* REQUIRED ACTION
Exactly as written, print each of the entries.

* SOURCE RECORDS
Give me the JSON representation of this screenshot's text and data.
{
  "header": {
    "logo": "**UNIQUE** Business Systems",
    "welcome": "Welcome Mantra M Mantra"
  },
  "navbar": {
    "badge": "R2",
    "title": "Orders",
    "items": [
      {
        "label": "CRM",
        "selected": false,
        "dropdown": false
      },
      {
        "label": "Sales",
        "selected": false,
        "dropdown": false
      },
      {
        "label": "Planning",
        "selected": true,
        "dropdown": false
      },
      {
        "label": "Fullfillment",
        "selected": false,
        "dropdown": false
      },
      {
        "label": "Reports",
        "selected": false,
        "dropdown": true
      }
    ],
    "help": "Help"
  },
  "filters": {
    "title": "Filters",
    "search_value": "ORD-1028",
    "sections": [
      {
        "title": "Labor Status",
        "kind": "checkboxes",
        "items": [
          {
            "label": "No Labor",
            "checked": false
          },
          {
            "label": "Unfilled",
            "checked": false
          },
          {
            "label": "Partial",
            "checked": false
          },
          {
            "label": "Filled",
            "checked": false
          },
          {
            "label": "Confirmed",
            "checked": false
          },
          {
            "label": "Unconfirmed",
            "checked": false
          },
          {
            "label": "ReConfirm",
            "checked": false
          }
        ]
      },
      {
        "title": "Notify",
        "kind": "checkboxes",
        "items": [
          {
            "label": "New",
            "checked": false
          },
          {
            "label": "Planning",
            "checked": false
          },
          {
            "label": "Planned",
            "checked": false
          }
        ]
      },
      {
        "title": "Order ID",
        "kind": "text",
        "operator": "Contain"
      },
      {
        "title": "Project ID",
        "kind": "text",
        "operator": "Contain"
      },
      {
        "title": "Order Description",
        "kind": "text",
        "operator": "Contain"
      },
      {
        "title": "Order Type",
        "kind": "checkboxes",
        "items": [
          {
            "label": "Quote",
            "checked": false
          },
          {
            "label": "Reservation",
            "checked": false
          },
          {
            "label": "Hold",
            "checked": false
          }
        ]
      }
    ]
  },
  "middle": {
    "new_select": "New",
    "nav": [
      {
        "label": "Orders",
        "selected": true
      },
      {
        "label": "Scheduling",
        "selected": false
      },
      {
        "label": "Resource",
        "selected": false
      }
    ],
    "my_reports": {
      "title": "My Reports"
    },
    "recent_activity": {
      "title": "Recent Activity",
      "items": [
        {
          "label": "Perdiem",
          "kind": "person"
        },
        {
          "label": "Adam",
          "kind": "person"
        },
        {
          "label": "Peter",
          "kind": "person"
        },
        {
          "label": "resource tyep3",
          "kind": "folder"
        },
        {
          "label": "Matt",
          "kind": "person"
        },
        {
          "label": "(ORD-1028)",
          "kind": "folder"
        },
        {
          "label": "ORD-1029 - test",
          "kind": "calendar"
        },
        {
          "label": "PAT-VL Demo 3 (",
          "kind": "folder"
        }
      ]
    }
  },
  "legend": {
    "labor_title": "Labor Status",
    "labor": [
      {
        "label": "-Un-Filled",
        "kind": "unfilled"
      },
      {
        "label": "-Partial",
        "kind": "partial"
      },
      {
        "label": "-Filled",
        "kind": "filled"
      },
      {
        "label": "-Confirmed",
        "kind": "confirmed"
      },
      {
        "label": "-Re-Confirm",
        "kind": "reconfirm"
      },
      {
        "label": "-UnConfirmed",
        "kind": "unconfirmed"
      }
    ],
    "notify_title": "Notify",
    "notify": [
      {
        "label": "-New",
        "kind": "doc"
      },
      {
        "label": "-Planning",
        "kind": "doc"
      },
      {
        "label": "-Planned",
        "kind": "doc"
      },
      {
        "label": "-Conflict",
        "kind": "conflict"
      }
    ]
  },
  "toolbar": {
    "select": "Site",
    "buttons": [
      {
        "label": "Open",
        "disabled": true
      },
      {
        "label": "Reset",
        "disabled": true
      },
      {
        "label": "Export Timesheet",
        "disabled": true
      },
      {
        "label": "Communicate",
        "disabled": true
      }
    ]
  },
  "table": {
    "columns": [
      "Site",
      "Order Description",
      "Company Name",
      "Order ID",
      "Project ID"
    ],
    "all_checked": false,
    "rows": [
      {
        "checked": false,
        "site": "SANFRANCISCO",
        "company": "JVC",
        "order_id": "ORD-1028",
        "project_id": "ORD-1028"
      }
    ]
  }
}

* THE COMPLETED TASK
Give me the JSON representation of this screenshot's text and data.
{
  "header": {
    "logo": "**UNIQUE** Business Systems",
    "welcome": "Welcome Mantra M Mantra"
  },
  "navbar": {
    "badge": "R2",
    "title": "Orders",
    "items": [
      {
        "label": "CRM",
        "selected": false,
        "dropdown": false
      },
      {
        "label": "Sales",
        "selected": false,
        "dropdown": false
      },
      {
        "label": "Planning",
        "selected": true,
        "dropdown": false
      },
      {
        "label": "Fullfillment",
        "selected": false,
        "dropdown": false
      },
      {
        "label": "Reports",
        "selected": false,
        "dropdown": true
      }
    ],
    "help": "Help"
  },
  "filters": {
    "title": "Filters",
    "search_value": "ORD-1028",
    "sections": [
      {
        "title": "Labor Status",
        "kind": "checkboxes",
        "items": [
          {
            "label": "No Labor",
            "checked": false
          },
          {
            "label": "Unfilled",
            "checked": false
          },
          {
            "label": "Partial",
            "checked": false
          },
          {
            "label": "Filled",
            "checked": false
          },
          {
            "label": "Confirmed",
            "checked": false
          },
          {
            "label": "Unconfirmed",
            "checked": false
          },
          {
            "label": "ReConfirm",
            "checked": false
          }
        ]
      },
      {
        "title": "Notify",
        "kind": "checkboxes",
        "items": [
          {
            "label": "New",
            "checked": false
          },
          {
            "label": "Planning",
            "checked": false
          },
          {
            "label": "Planned",
            "checked": false
          }
        ]
      },
      {
        "title": "Order ID",
        "kind": "text",
        "operator": "Contain"
      },
      {
        "title": "Project ID",
        "kind": "text",
        "operator": "Contain"
      },
      {
        "title": "Order Description",
        "kind": "text",
        "operator": "Contain"
      },
      {
        "title": "Order Type",
        "kind": "checkboxes",
        "items": [
          {
            "label": "Quote",
            "checked": false
          },
          {
            "label": "Reservation",
            "checked": false
          },
          {
            "label": "Hold",
            "checked": false
          }
        ]
      }
    ]
  },
  "middle": {
    "new_select": "New",
    "nav": [
      {
        "label": "Orders",
        "selected": true
      },
      {
        "label": "Scheduling",
        "selected": false
      },
      {
        "label": "Resource",
        "selected": false
      }
    ],
    "my_reports": {
      "title": "My Reports"
    },
    "recent_activity": {
      "title": "Recent Activity",
      "items": [
        {
          "label": "Perdiem",
          "kind": "person"
        },
        {
          "label": "Adam",
          "kind": "person"
        },
        {
          "label": "Peter",
          "kind": "person"
        },
        {
          "label": "resource tyep3",
          "kind": "folder"
        },
        {
          "label": "Matt",
          "kind": "person"
        },
        {
          "label": "(ORD-1028)",
          "kind": "folder"
        },
        {
          "label": "ORD-1029 - test",
          "kind": "calendar"
        },
        {
          "label": "PAT-VL Demo 3 (",
          "kind": "folder"
        }
      ]
    }
  },
  "legend": {
    "labor_title": "Labor Status",
    "labor": [
      {
        "label": "-Un-Filled",
        "kind": "unfilled"
      },
      {
        "label": "-Partial",
        "kind": "partial"
      },
      {
        "label": "-Filled",
        "kind": "filled"
      },
      {
        "label": "-Confirmed",
        "kind": "confirmed"
      },
      {
        "label": "-Re-Confirm",
        "kind": "reconfirm"
      },
      {
        "label": "-UnConfirmed",
        "kind": "unconfirmed"
      }
    ],
    "notify_title": "Notify",
    "notify": [
      {
        "label": "-New",
        "kind": "doc"
      },
      {
        "label": "-Planning",
        "kind": "doc"
      },
      {
        "label": "-Planned",
        "kind": "doc"
      },
      {
        "label": "-Conflict",
        "kind": "conflict"
      }
    ]
  },
  "toolbar": {
    "select": "Site",
    "buttons": [
      {
        "label": "Open",
        "disabled": true
      },
      {
        "label": "Reset",
        "disabled": true
      },
      {
        "label": "Export Timesheet",
        "disabled": true
      },
      {
        "label": "Communicate",
        "disabled": true
      }
    ]
  },
  "table": {
    "columns": [
      "Site",
      "Order Description",
      "Company Name",
      "Order ID",
      "Project ID"
    ],
    "all_checked": false,
    "rows": [
      {
        "checked": false,
        "site": "SANFRANCISCO",
        "company": "JVC",
        "order_id": "ORD-1028",
        "project_id": "ORD-1028"
      }
    ]
  }
}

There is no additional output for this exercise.